- ACTIVITY -
Your task is to repeat each record verbatim, exactly as it was written.

■ ■ ■ ■ ■

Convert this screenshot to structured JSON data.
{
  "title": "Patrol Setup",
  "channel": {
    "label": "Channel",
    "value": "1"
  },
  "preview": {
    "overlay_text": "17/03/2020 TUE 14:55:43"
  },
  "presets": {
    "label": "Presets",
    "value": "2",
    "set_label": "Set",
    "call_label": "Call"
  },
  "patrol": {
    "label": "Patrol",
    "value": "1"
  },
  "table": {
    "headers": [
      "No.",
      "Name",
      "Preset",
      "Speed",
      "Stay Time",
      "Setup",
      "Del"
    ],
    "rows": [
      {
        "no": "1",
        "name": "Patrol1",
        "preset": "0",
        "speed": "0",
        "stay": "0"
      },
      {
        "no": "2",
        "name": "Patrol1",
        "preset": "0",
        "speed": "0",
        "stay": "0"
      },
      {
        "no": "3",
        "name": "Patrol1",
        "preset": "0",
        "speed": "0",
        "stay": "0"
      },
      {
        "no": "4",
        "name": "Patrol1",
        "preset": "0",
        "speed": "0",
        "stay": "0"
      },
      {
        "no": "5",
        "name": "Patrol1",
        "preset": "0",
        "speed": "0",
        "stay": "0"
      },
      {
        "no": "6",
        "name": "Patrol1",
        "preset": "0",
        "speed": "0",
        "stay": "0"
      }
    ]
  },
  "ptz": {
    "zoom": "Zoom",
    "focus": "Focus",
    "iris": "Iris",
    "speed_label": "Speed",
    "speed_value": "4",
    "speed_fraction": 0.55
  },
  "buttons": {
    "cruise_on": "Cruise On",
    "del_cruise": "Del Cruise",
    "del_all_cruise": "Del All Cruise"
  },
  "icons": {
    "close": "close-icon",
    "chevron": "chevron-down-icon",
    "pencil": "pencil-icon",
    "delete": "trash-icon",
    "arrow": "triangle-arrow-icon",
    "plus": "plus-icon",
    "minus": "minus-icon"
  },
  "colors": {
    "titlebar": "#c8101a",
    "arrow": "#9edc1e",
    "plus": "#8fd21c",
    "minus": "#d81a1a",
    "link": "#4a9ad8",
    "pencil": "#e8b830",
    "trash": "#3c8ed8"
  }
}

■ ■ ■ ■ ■

- OUTPUT OF THE TASK -
Convert this screenshot to structured JSON data.
{
  "title": "Patrol Setup",
  "channel": {
    "label": "Channel",
    "value": "1"
  },
  "preview": {
    "overlay_text": "17/03/2020 TUE 14:55:43"
  },
  "presets": {
    "label": "Presets",
    "value": "2",
    "set_label": "Set",
    "call_label": "Call"
  },
  "patrol": {
    "label": "Patrol",
    "value": "1"
  },
  "table": {
    "headers": [
      "No.",
      "Name",
      "Preset",
      "Speed",
      "Stay Time",
      "Setup",
      "Del"
    ],
    "rows": [
      {
        "no": "1",
        "name": "Patrol1",
        "preset": "0",
        "speed": "0",
        "stay": "0"
      },
      {
        "no": "2",
        "name": "Patrol1",
        "preset": "0",
        "speed": "0",
        "stay": "0"
      },
      {
        "no": "3",
        "name": "Patrol1",
        "preset": "0",
        "speed": "0",
        "stay": "0"
      },
      {
        "no": "4",
        "name": "Patrol1",
        "preset": "0",
        "speed": "0",
        "stay": "0"
      },
      {
        "no": "5",
        "name": "Patrol1",
        "preset": "0",
        "speed": "0",
        "stay": "0"
      },
      {
        "no": "6",
        "name": "Patrol1",
        "preset": "0",
        "speed": "0",
        "stay": "0"
      }
    ]
  },
  "ptz": {
    "zoom": "Zoom",
    "focus": "Focus",
    "iris": "Iris",
    "speed_label": "Speed",
    "speed_value": "4",
    "speed_fraction": 0.55
  },
  "buttons": {
    "cruise_on": "Cruise On",
    "del_cruise": "Del Cruise",
    "del_all_cruise": "Del All Cruise"
  },
  "icons": {
    "close": "close-icon",
    "chevron": "chevron-down-icon",
    "pencil": "pencil-icon",
    "delete": "trash-icon",
    "arrow": "triangle-arrow-icon",
    "plus": "plus-icon",
    "minus": "minus-icon"
  },
  "colors": {
    "titlebar": "#c8101a",
    "arrow": "#9edc1e",
    "plus": "#8fd21c",
    "minus": "#d81a1a",
    "link": "#4a9ad8",
    "pencil": "#e8b830",
    "trash": "#3c8ed8"
  }
}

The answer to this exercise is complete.